"I think because the Nanny was the responsible caregiver, the parents shouldn't pay. This wasn't a playdate or a one-time babysitter. This is the nanny who should and does know how Herman behaves."
I'll double this back on my suggestion to be pragmatic about it. Consider how many nannies would continue watching him after being told that the hundreds of dollars in damage that he just intentionally did to someone else's property isn't his parents' responsibility. Consider also that Herman has a violent history and is destructive to his parents' property as well. Given these two things I would imagine that they won't have to worry about paying for any caregiver's property that Herman destroys because they'll quickly find themselves unable to find a caregiver willing to risk it. To my way of thinking, not paying for this kind of damage is tantamount to firing the nanny because it'd be a rare person who could take that kind of hit and keep doing the job.
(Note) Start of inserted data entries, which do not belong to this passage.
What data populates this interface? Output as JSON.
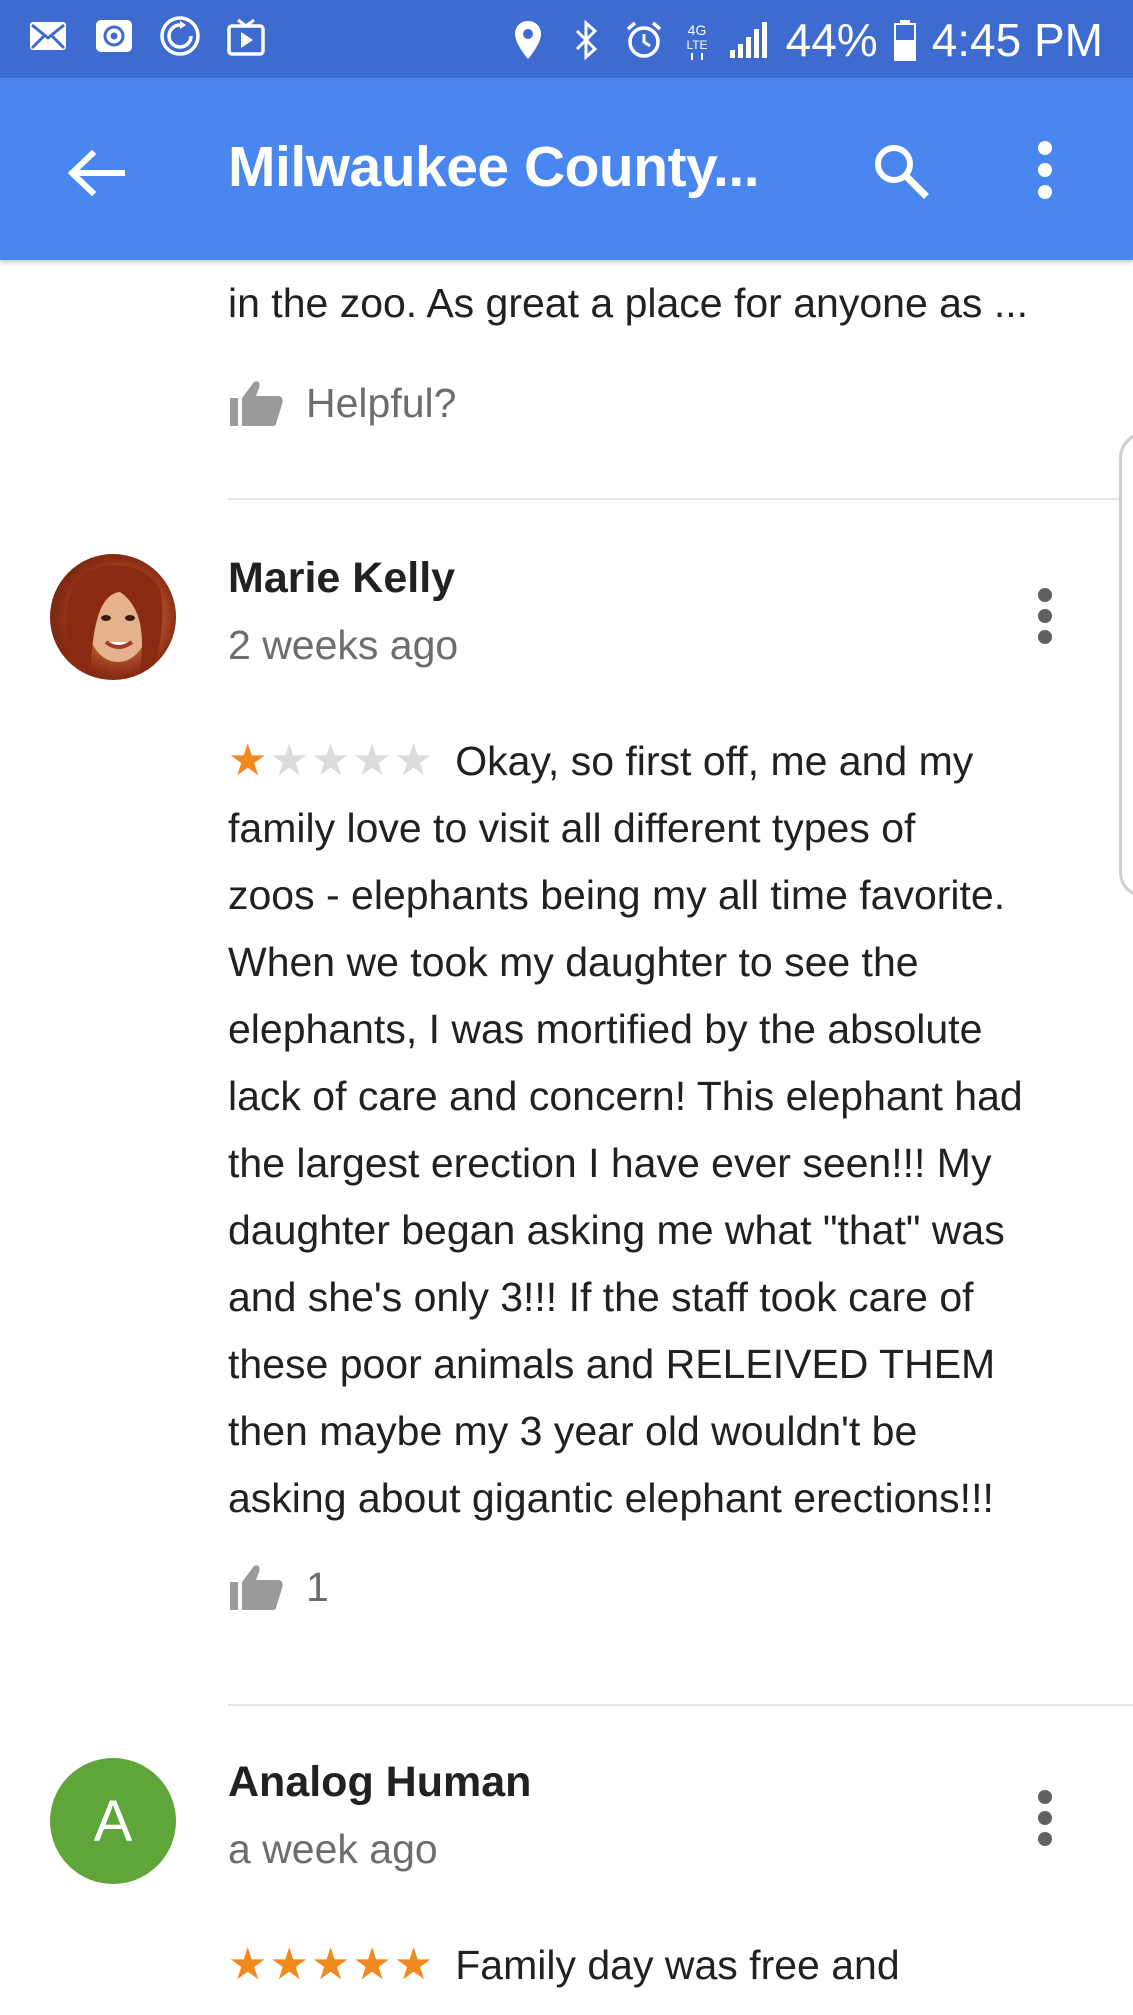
{
  "status_bar": {
    "battery": "44%",
    "time": "4:45 PM",
    "network": "4G LTE"
  },
  "app_bar": {
    "title": "Milwaukee County..."
  },
  "previous_review": {
    "text_tail": "in the zoo. As great a place for anyone as ...",
    "helpful_label": "Helpful?"
  },
  "reviews": [
    {
      "name": "Marie Kelly",
      "time": "2 weeks ago",
      "rating": 1,
      "lines": [
        "Okay, so first off, me and my",
        "family love to visit all different types of",
        "zoos - elephants being my all time favorite.",
        "When we took my daughter to see the",
        "elephants, I was mortified by the absolute",
        "lack of care and concern! This elephant had",
        "the largest erection I have ever seen!!! My",
        "daughter began asking me what \"that\" was",
        "and she's only 3!!! If the staff took care of",
        "these poor animals and RELEIVED THEM",
        "then maybe my 3 year old wouldn't be",
        "asking about gigantic elephant erections!!!"
      ],
      "likes": "1"
    },
    {
      "name": "Analog Human",
      "avatar_letter": "A",
      "time": "a week ago",
      "rating": 5,
      "lines": [
        "Family day was free and"
      ]
    }
  ],
  "colors": {
    "status_bar": "#3e6bd0",
    "app_bar": "#4a86f0",
    "star_on": "#f08a1e",
    "star_off": "#dcdcdc",
    "avatar_green": "#5fa53a"
  }
}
"As Dindrane pointed out, the caregiver has responsibility for those behaviors the caregiver can reasonably influence. Putting away a small portable expenisve item would be somethign easily influenced to prevent the distructive action. I see leaving an iPad on a coffee table where young children can access it without appropriate monitoring as very careless."
This wasn't a situation where the child got hold of the device and damaged it while fiddling with it or spilled something on it, he grabbed it and deliberately threw it down the stairs. Given that, it's entirely reasonable to think that if the iPad wasn't there he'd have grabbed something else and destroyed it instead. Where's the limit? Also, the change of venue was entirely due to Herman's parents, and the nanny relocated him as a favor to them so again, that puts a lot more on them. After all, he wouldn't have been anywhere near the iPad if they hadn't had to send him out of the house due to construction. And, as I just said above, is it going to be worth the chance that they'll have to replace their nanny?